As I write this sentence there are 15 days, 10 hours, and 33 minutes until graduation. Not that anyone is counting. Yesterday one of the first-year bloggers wrote about the experiences that she’s had over her first year and today I’ll reflect on my last four years at Juniata.
When I was gearing up to graduate from high school I was nostalgic, scared to leave the place that I had called home for four years, unsure of what was ahead of me. That same nostalgic feeling is absent now. I know what I am doing with my future, at least the next six years of it and I feel academically and socially prepared for the world. Juniata did a good job.
Of course, I’ll miss the quad and seeing the volleyball players frolic in the sun on their portable court. I’ll long for the lazy days where my friends and I would hammock in the trees outside of Founders, talking, and laughing, and dreaming about the future.
I’ll miss my classes and the professors that taught them. I began to enjoy learning for learning’s sake because the professors here don’t just teach you the material, they challenge you to think about what you’re learning and understand not only how it applies to your field of study, but also about how it might help you to better understand the rest of the world. That’s the joy of a liberal arts education, it helps you develop a larger world view that allows you to better understand your place in it and how you can make it a better place.
I’ve received some of the best grades of my life that have led me to four semesters on the dean’s list. And I’ve received some of the worst grades of my life that have given me the worst GPAs I’ve ever had. One of the reasons I feel so prepared for graduate school and the rest of life is that Juniata and the courses I have taken here have taught me how to fail, and how to do it with grace. If I can offer one piece of advice to take with you into your first year it is: learn how to learn from your mistakes. Don’t beat yourself up if you don’t get an A on your first test in biology, or if College Writing Seminar (CWS) has revealed to you that you might not be the author of the next great American novel. That doesn’t mean you’re going to fail in biology or that you’ll never be a good writer. Take the advice that is given to you and follow through on it. Over time you’ll see that your bio grade will go up and your essays will begin to receive glowing insightful comments from your CWS professor.
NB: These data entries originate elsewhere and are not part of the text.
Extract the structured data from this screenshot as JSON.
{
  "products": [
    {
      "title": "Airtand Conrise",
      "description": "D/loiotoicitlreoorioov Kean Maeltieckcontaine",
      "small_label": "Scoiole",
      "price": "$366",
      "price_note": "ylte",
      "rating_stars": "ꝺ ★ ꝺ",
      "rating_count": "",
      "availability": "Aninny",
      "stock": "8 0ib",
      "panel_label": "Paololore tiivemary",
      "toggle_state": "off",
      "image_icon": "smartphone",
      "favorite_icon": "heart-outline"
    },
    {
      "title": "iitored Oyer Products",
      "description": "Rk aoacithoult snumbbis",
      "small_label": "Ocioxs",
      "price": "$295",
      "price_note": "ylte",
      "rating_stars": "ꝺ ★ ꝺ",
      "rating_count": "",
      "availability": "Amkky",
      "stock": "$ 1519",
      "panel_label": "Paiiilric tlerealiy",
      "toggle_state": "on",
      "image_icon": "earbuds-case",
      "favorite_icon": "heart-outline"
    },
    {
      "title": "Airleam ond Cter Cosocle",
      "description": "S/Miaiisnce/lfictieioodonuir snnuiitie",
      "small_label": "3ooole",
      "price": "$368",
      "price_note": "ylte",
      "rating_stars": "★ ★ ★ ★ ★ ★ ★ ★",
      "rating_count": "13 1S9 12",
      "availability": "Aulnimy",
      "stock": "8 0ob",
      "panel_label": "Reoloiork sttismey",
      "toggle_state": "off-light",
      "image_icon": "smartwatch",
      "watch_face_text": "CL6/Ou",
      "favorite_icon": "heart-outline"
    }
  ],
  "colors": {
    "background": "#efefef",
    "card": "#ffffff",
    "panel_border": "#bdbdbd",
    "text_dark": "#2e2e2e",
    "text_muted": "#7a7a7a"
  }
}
You are all coming to Juniata next year for a myriad of reasons, but you all have one thing in common: a glowing work ethic and perseverance in the face of adversity. There are too many memories, both good and bad, to share with you in one blog post. That’s OK, because you’re going to be making plenty of amazing memories on your own.